Although oral health in the United States is much better today than it was many years ago, cavities are still one of the most common chronic diseases of childhood. According to the Centers for Disease Control and Prevention (CDC), community water fluoridation is the most cost-effective way to deliver fluoride to people of all ages, education levels, and income levels who live in a community.

Fluoride has been proven to protect teeth from decay as well. Although fluoride-containing products, such as toothpaste, mouth rinses, and dietary supplements areFlouridation Graphic25percent available and contribute to the prevention and control of tooth decay, community water fluoridation has been identified as the most cost-effective method of delivering fluoride to all, reducing tooth decay by 25 percent in children and adults.

Following the recommendations of many other organizations such as the World Health Organization, American Medical Association, Canadian Medical Association, CDC, American Dental Association, Canadian Dental Association, South Carolina Dental Association and other professional organizations in the medical community, the CWS works to adjust the naturally occurring level of fluoride in our drinking water in a responsible, effective, and reliable manner that includes monitoring and controlling fluoride levels as mandated by state and/or federal laws, regulations and recommendations.

For more information on what DHEC does to support community water fluoridation in local communities, contact Wes Gravelle.

References: 1 Griffin SO, Regnier E, Griffin PM, Huntley VN. Effectiveness of fluoride in preventing caries in adults. J Dent Res. 2007;86(5):410–414.

Flouridation Large Infographic

DHEC in the News: Toy safety, flu, type 2 diabetes

Here’s a look at health and environmental news from around South Carolina.

Select safe, age-appropriate toys for a Merry Christmas

‘Tis the season for giving.

While Santa is preparing to bring tots the trendiest toys for Christmas, S.C. Department of Health and Environmental Control wants to remind parents that safety should be a top priority this holiday.

In 2016, there were more than 174,100 toy-related injuries – treated in the emergency room – associated with children younger than 15, according to the Consumer Product Safety Commission.

Physicians stress flu shots after two influenza deaths

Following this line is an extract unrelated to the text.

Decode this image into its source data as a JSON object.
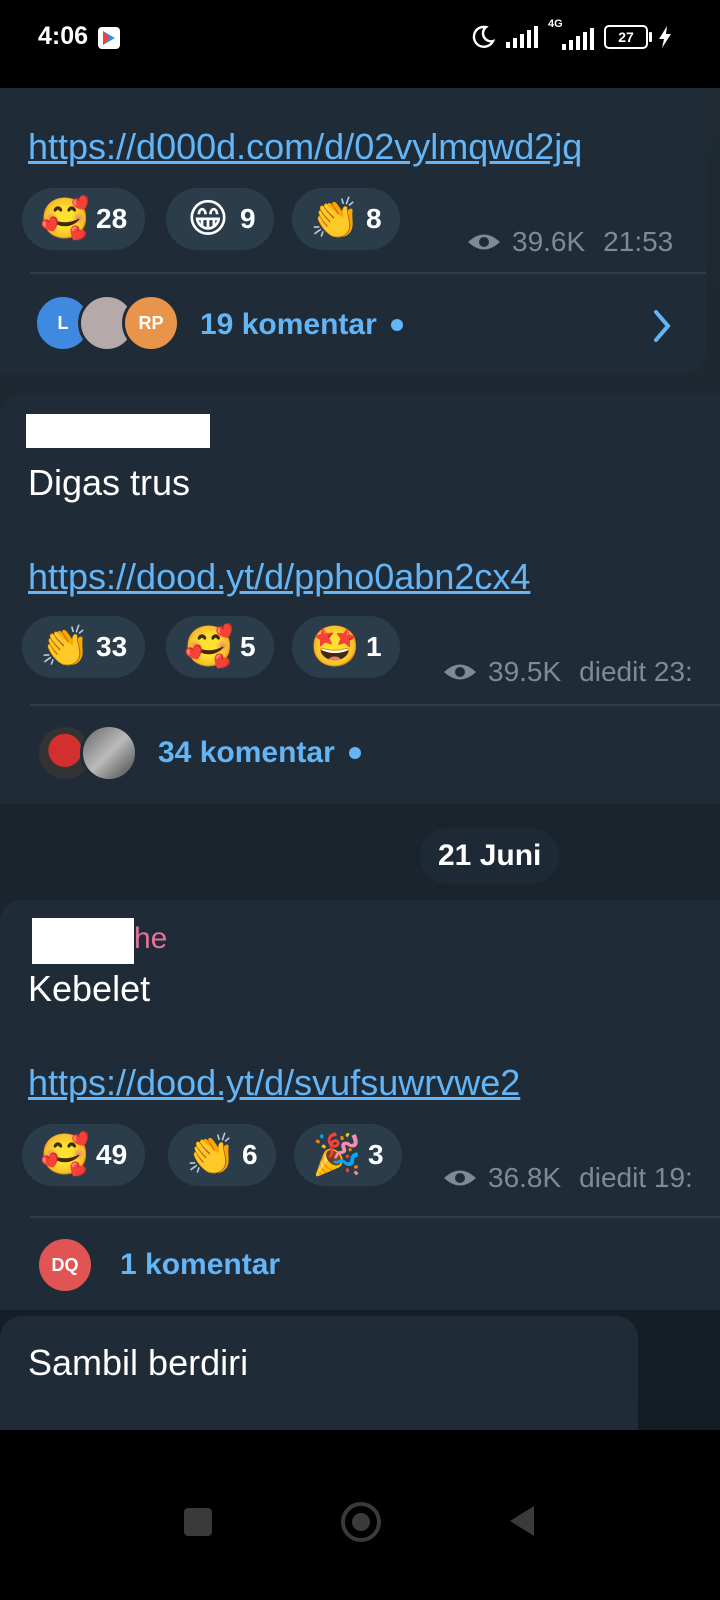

Columbia, S.C. (WACH) — The South Carolina Department of Health and Environmental Control (DHEC) is urging South Carolinians to get their flu shot.

We are now in the thick of what officials call the “peak flu season”, between the months of December and February. It is the time frame where a good portion of influenza cases manifest.

Officials in the state are particularly concerned, after two deaths thus far this South Carolina flu season, according to DHEC stats. One of those deaths was in the Midlands, the other in the Upstate.

14 tips for preventing type 2 diabetes in children

Thirty years ago, type 2 diabetes was rare in children. Now, unfortunately, it is commonplace.

This is partially due to lifestyle choices where convenience has become the norm. Fast food is available on every corner, we don’t walk far for anything, and active outdoor playtime has given way to cellphones and tablets, video-game systems and TV screen time.

These unhealthy choices have led to endemic sedentary routines and a rise in weight gain, obesity and type 2 diabetes. Many parents are aware of these issues but might find it difficult to figure out lasting solutions.